France – La Rochelle
Our trip takes us to France in August 2001. This time we choose the route via Belgium and drive along the coast via Dunkerque, Calais, Abbeville and Dieppe. Following the coastline, we pass Le Havre, Honfleur and Deauville. The rest of the way takes us via Caen, Rennes, Nantes to La Rochelle. We spend two days in Bordeaux. Then we pay a short visit to Bilbao and then drive back north via Tours and Orleans to Germany.
Honfleur is a small port town that we can reach from Le Havre over the bridge stretched far across the Seine estuary. The town has a lot of flair and is correspondingly heavily frequented, at least in the summer months.
Tourists and artists are romping around here, which unite to form a colorful mixture of peoples. The small sports and fishing port is one of the main attractions of the city. A large number of restaurants have been established that mainly offer fish dishes. A visit is extremely worthwhile, especially since all fish dishes are freshly prepared and very tasty. Honfleur has a small shopping area, where not only the French shop and stroll.
The shops, which are mainly furnished in the typical style of the country, have everything from everyday necessities to luxury items ala Cartier etc. We stay away from Honfleuer for a while, since all hotels in the city are fully booked in August. The next day we travel south and book a stay in La Rochelle for two days.
The city has a historical medieval history. This can be felt up close at almost all points in the town. We can only recommend visiting the place outside of peak travel times. Half of France appears to be storming the city in July and August.
The port of La Rochelle is extremely charming and is visited by many yachts and sailing ships. It borders directly on the old town and can be reached in a few minutes on foot. There is a lighthouse directly at the harbor, which shows the ships the right way into the harbor basin. The port used to be the meeting point for all trading activities. This has changed somewhat today. But you can still guess the breath of history in this place.
The narrow harbor entrance is flanked by a medieval fortress with two watchtowers opposite each other. In earlier times, strong iron chains were stretched between the two towers to control the incoming ships. The reinforced towers are part of an extensive city wall that is still very well preserved today. The old town is ramified and loosened up by small shops and many restaurants.
In the evening there are smaller events with jugglers and artists on the streets. If it weren’t for the many visitors dressed too touristy, one could feel transported back to the Middle Ages with the necessary imagination. Well, if we just close our eyes, the feeling might come up.
In the old town near the entrance to the harbor, we have an extensive dinner in a fish restaurant.

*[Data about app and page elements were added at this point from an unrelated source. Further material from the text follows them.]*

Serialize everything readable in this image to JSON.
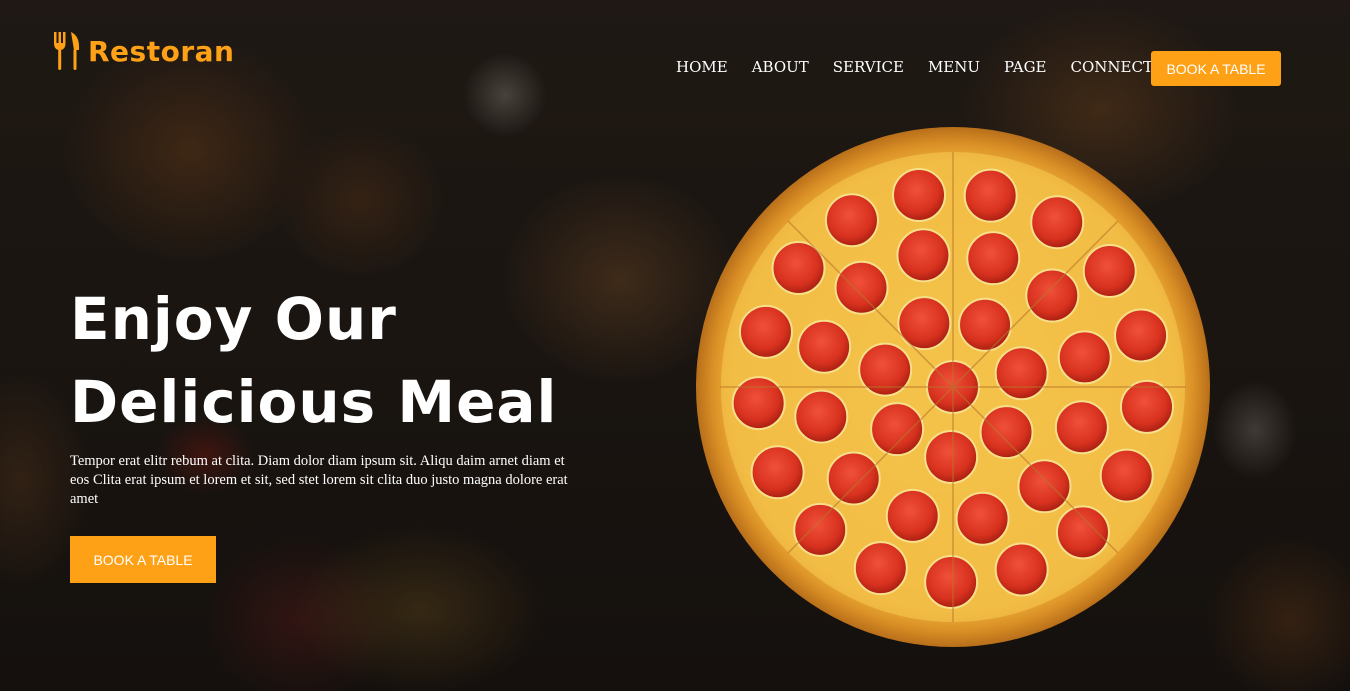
{
  "brand": {
    "name": "Restoran",
    "icon": "fork-knife-icon",
    "color": "#FEA116"
  },
  "nav": {
    "items": [
      "HOME",
      "ABOUT",
      "SERVICE",
      "MENU",
      "PAGE",
      "CONNECT"
    ],
    "cta_label": "BOOK A TABLE"
  },
  "hero": {
    "title_line1": "Enjoy Our",
    "title_line2": "Delicious Meal",
    "text": "Tempor erat elitr rebum at clita. Diam dolor diam ipsum sit. Aliqu daim arnet diam et eos Clita erat ipsum et lorem et sit, sed stet lorem sit clita duo justo magna dolore erat amet",
    "cta_label": "BOOK A TABLE"
  },
  "colors": {
    "accent": "#FEA116",
    "text": "#FFFFFF"
  }
}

In wonderfully warm summer weather, we enjoy the starry night with several courses of different fish specialties and French red wine. During the subsequent walk to the hotel, we decide to continue the next day. The farewell is a little difficult for us despite everything. We have made it our plan to come back again outside of the high season.